NEBRASKA CITY – An oak tree believed to pre-date the U.S. Declaration of Independence was taken down after a series of damaging storms in Nebraska City, but its sounds are still echoing at Arbor Day Farm.

The tree was selected for Nebraska City’s prestigious tree award in 2005, when Ken and Alice Clark told the story of a visit by an elderly woman who remembers the tree’s shade covering her house in 1927. Rod Edwards, then an agroforestry manager at Arbor Day Farm, measured the tree circumference at 13 feet and nine inches and its height at 72 feet.


The black oak’s hard bark allowed it to survive prairie fires and Edwards confirmed the Clark’s calculations  that the tree was probably growing at Nebraska City before 1776.

The 270-year-old tree was hollow and badly damaged when it was cut down  in 2021, but Arbor Day Farm recognized its value.

To celebrate the 150th Arbor Day and the 50th year of the Arbor Day Foundation, they brought in musician and sculpture artist Jayson Fann to turn the stump into a public art display.

Fann: “I’ve been inside of this tree -  carving it out and hollowing, it was partially hollow. I’ve removed quite a lot of wood.

"So I’ve been in there with chain saws and grinders and now we’re starting to sand the drum and pull out a lot of the beautiful natural grain that’s in this black oak.

"It will have a second life, instead of being burned in somebody’s wood stove. It will end up being a beautiful artifact of Nebraska history.”



Fann: “It sounds like a bee hive in here,  you know, throughout the day. There’s people in here just buzzing all around this piece and sanding and sanding. The more we sand the more soft and silky the wood will become.”

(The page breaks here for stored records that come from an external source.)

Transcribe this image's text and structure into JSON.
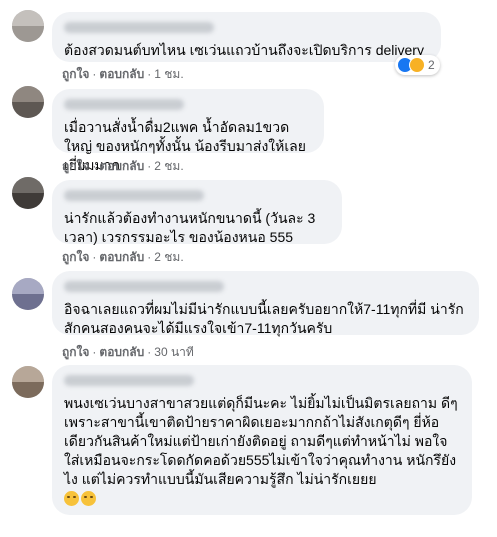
{
  "colors": {
    "bubble_bg": "#f0f2f5",
    "meta_text": "#65676b",
    "like_blue": "#1877f2",
    "haha_yellow": "#f7b125"
  },
  "comments": [
    {
      "text": "ต้องสวดมนต์บทไหน เซเว่นแถวบ้านถึงจะเปิดบริการ delivery",
      "like_label": "ถูกใจ",
      "reply_label": "ตอบกลับ",
      "time": "1 ชม.",
      "reactions": {
        "icons": [
          "like-icon",
          "haha-icon"
        ],
        "count": "2"
      }
    },
    {
      "text": "เมื่อวานสั่งน้ำดื่ม2แพค น้ำอัดลม1ขวดใหญ่ ของหนักๆทั้งนั้น น้องรีบมาส่งให้เลย เยี่ยมมาก",
      "like_label": "ถูกใจ",
      "reply_label": "ตอบกลับ",
      "time": "2 ชม."
    },
    {
      "text": "น่ารักแล้วต้องทำงานหนักขนาดนี้ (วันละ 3 เวลา) เวรกรรมอะไร ของน้องหนอ 555",
      "like_label": "ถูกใจ",
      "reply_label": "ตอบกลับ",
      "time": "2 ชม."
    },
    {
      "text": "อิจฉาเลยแถวที่ผมไม่มีน่ารักแบบนี้เลยครับอยากให้7-11ทุกที่มี น่ารักสักคนสองคนจะได้มีแรงใจเข้า7-11ทุกวันครับ",
      "like_label": "ถูกใจ",
      "reply_label": "ตอบกลับ",
      "time": "30 นาที"
    },
    {
      "text": "พนงเซเว่นบางสาขาสวยแต่ดุก็มีนะคะ ไม่ยิ้มไม่เป็นมิตรเลยถาม ดีๆเพราะสาขานี้เขาติดป้ายราคาผิดเยอะมากกถ้าไม่สังเกตุดีๆ ยี่ห้อเดียวกันสินค้าใหม่แต่ป้ายเก่ายังติดอยู่ ถามดีๆแต่ทำหน้าไม่ พอใจใส่เหมือนจะกระโดดกัดคอด้วย555ไม่เข้าใจว่าคุณทำงาน หนักรึยังไง แต่ไม่ควรทำแบบนี้มันเสียความรู้สึก ไม่น่ารักเยยย",
      "emojis": [
        "sad-face-icon",
        "sad-face-icon"
      ],
      "like_label": "",
      "reply_label": "",
      "time": ""
    }
  ]
}
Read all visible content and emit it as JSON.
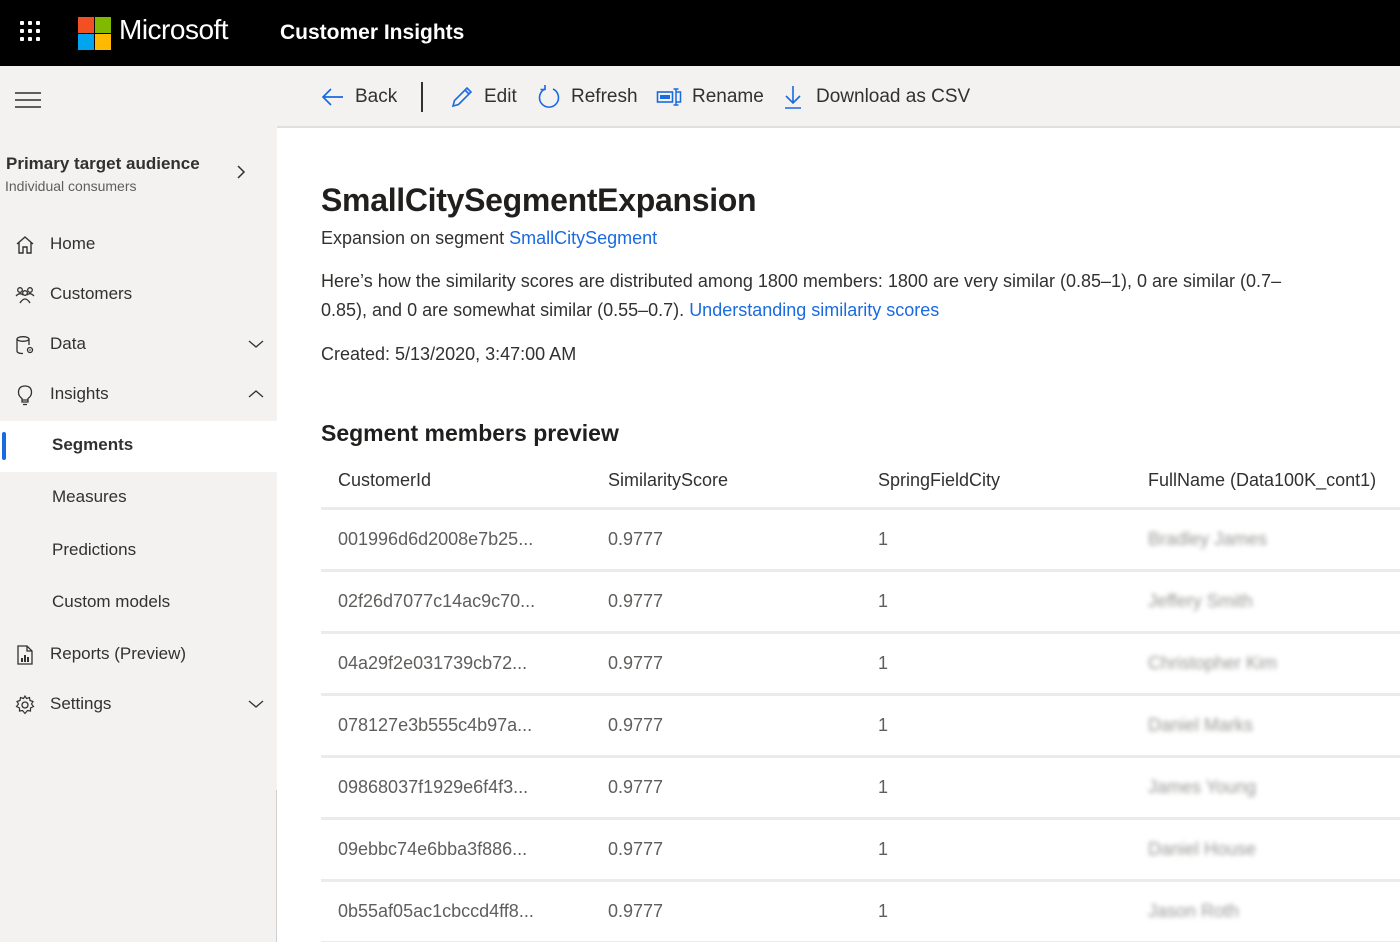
{
  "topbar": {
    "brand": "Microsoft",
    "app_title": "Customer Insights",
    "logo_colors": [
      "#f25022",
      "#7fba00",
      "#00a4ef",
      "#ffb900"
    ]
  },
  "sidebar": {
    "audience": {
      "title": "Primary target audience",
      "subtitle": "Individual consumers"
    },
    "items": [
      {
        "label": "Home",
        "icon": "home-icon"
      },
      {
        "label": "Customers",
        "icon": "people-icon"
      },
      {
        "label": "Data",
        "icon": "database-gear-icon",
        "chevron": "down"
      },
      {
        "label": "Insights",
        "icon": "lightbulb-icon",
        "chevron": "up"
      },
      {
        "label": "Segments",
        "active": true
      },
      {
        "label": "Measures"
      },
      {
        "label": "Predictions"
      },
      {
        "label": "Custom models"
      },
      {
        "label": "Reports (Preview)",
        "icon": "report-icon"
      },
      {
        "label": "Settings",
        "icon": "gear-icon",
        "chevron": "down"
      }
    ]
  },
  "commandbar": {
    "back": "Back",
    "edit": "Edit",
    "refresh": "Refresh",
    "rename": "Rename",
    "download": "Download as CSV"
  },
  "main": {
    "title": "SmallCitySegmentExpansion",
    "subtitle_prefix": "Expansion on segment ",
    "subtitle_link": "SmallCitySegment",
    "description": "Here’s how the similarity scores are distributed among 1800 members: 1800 are very similar (0.85–1), 0 are similar (0.7–0.85), and 0 are somewhat similar (0.55–0.7). ",
    "description_link": "Understanding similarity scores",
    "created": "Created: 5/13/2020, 3:47:00 AM",
    "section_title": "Segment members preview"
  },
  "table": {
    "columns": [
      "CustomerId",
      "SimilarityScore",
      "SpringFieldCity",
      "FullName (Data100K_cont1)"
    ],
    "rows": [
      [
        "001996d6d2008e7b25...",
        "0.9777",
        "1",
        "Bradley James"
      ],
      [
        "02f26d7077c14ac9c70...",
        "0.9777",
        "1",
        "Jeffery Smith"
      ],
      [
        "04a29f2e031739cb72...",
        "0.9777",
        "1",
        "Christopher Kim"
      ],
      [
        "078127e3b555c4b97a...",
        "0.9777",
        "1",
        "Daniel Marks"
      ],
      [
        "09868037f1929e6f4f3...",
        "0.9777",
        "1",
        "James Young"
      ],
      [
        "09ebbc74e6bba3f886...",
        "0.9777",
        "1",
        "Daniel House"
      ],
      [
        "0b55af05ac1cbccd4ff8...",
        "0.9777",
        "1",
        "Jason Roth"
      ]
    ],
    "fullname_blurred": true
  },
  "colors": {
    "accent": "#1a6ae0",
    "topbar_bg": "#000000",
    "sidebar_bg": "#f3f2f1"
  }
}
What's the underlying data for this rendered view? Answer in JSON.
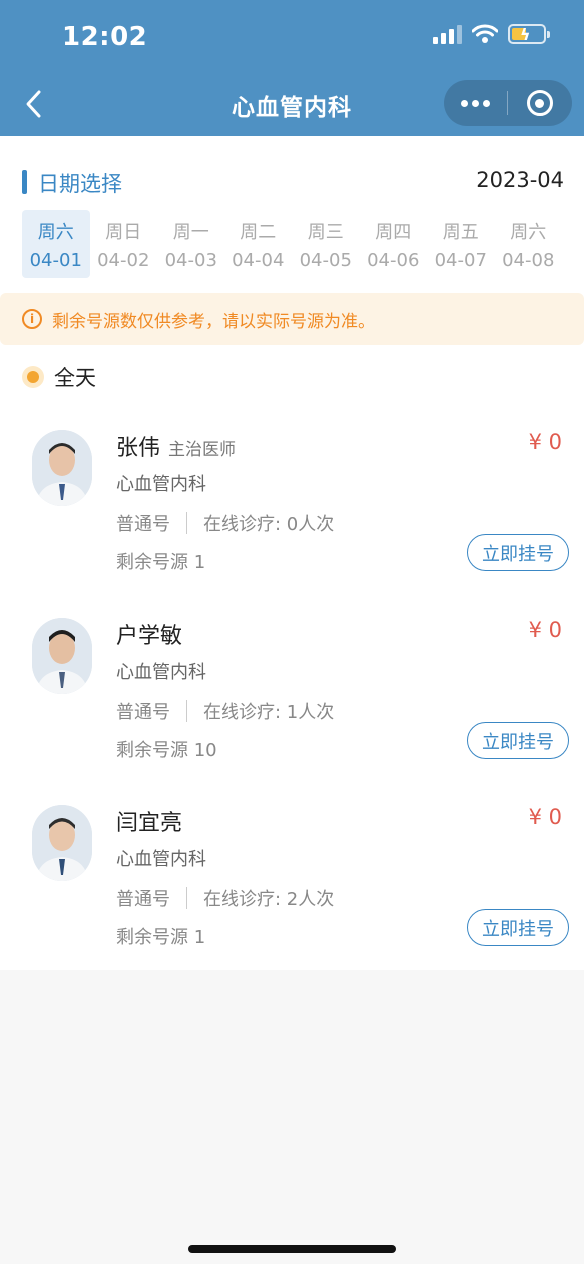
{
  "status_bar": {
    "time": "12:02"
  },
  "nav": {
    "title": "心血管内科"
  },
  "date_section": {
    "label": "日期选择",
    "month": "2023-04"
  },
  "days": [
    {
      "weekday": "周六",
      "date": "04-01",
      "active": true
    },
    {
      "weekday": "周日",
      "date": "04-02"
    },
    {
      "weekday": "周一",
      "date": "04-03"
    },
    {
      "weekday": "周二",
      "date": "04-04"
    },
    {
      "weekday": "周三",
      "date": "04-05"
    },
    {
      "weekday": "周四",
      "date": "04-06"
    },
    {
      "weekday": "周五",
      "date": "04-07"
    },
    {
      "weekday": "周六",
      "date": "04-08"
    }
  ],
  "notice": {
    "icon": "info-icon",
    "text": "剩余号源数仅供参考，请以实际号源为准。"
  },
  "period": {
    "label": "全天"
  },
  "doctors": [
    {
      "name": "张伟",
      "title": "主治医师",
      "dept": "心血管内科",
      "type": "普通号",
      "online": "在线诊疗: 0人次",
      "remain": "剩余号源 1",
      "price": "¥ 0",
      "button": "立即挂号"
    },
    {
      "name": "户学敏",
      "title": "",
      "dept": "心血管内科",
      "type": "普通号",
      "online": "在线诊疗: 1人次",
      "remain": "剩余号源 10",
      "price": "¥ 0",
      "button": "立即挂号"
    },
    {
      "name": "闫宜亮",
      "title": "",
      "dept": "心血管内科",
      "type": "普通号",
      "online": "在线诊疗: 2人次",
      "remain": "剩余号源 1",
      "price": "¥ 0",
      "button": "立即挂号"
    }
  ],
  "colors": {
    "header": "#4f91c3",
    "accent": "#3a87c4",
    "price": "#e05b4f",
    "notice": "#f08a24"
  }
}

Jeremy Polanco and Ava Clarke were among volunteers sanding the drum.

Polanco: “To be frank, I barely know what’s going on. I just know I need to get rid of bark and this is going to somehow turn into a drum, so pretty excited for that.”

Clarke: “That’s what we are doing here, just sanding it down, whittling away at the bark to start the process of building this drum.”

Fann has combined his love of music and sculpture to build sculptural set designs for major symphony orchestras and has studied drumming in cultures across many continents.

Fann: “The tree is such a natural – most of our musical instruments come from trees – and all of our early drums come from trees. The first drums really came just like this. There was a hollow tree and somebody skinned an animal and threw it over the log one day and it dried and then they noticed hey, this has a sound, it’s resonating. So, the drum is a combination of the spirit of the tree and the animal and the person playing it and  you combine all of that together and you have this perfect storm.”

The drum is topped by a male buffalo hide that will cast an amber glow from a light inside the drum.

Fann: “This drum will be featured inside one of the lodges here, so that it will be protected from the weather and it will something that is part of the legacy of Arbor Day and as an example of what people can do will beautiful natural wood.”